In Manhattan Hunt Club John Saul plumbs the depths of the Manhattan underground--the network of subway tunnels and secret caverns and chambers where the homeless denizens of the city have created their own society. It's a world Jeff Converse, a young college student convicted of a crime he didn't commit, never knew existed until he is plunged into it after an "accident" that occurs while he is being transported to prison. He soon realizes that it's no accident, but the opening move in a deadly game being played by some of the city's most powerful men and women, a game in which he is the prey and they are the hunters. Jeff's only chance to make it to the surface and survive lies in allying himself with a homicidal maniac who's appointed himself the young man's protector, but whose designs on Jeff are almost as lethal as those of his enemies in the Manhattan Hunt Club.
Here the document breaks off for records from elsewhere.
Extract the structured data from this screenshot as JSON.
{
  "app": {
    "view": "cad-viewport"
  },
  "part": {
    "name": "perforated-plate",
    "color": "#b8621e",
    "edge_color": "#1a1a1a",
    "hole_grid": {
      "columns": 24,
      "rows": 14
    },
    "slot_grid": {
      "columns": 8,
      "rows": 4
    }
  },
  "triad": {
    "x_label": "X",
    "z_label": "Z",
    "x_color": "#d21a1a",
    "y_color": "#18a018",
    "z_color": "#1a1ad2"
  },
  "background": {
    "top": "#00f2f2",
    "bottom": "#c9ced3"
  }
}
Saul made his reputation in the horror genre, but he now focuses on psychological terrors rather than things that go bump in the night. His narrative gifts are displayed to great advantage in this heart-stopping thriller; the pacing is flawless and the central characters are very well developed. What keeps this from living up to its fullest potential is the inadequate motivation of the villains, who are largely one-dimensional cardboard cutouts. But that won't keep this otherwise topnotch thriller off the bestseller lists, where Saul (Nightshade, The Right Hand of Evil), like Stephen King, is a perennial contender for the number one spot. --Jane Adams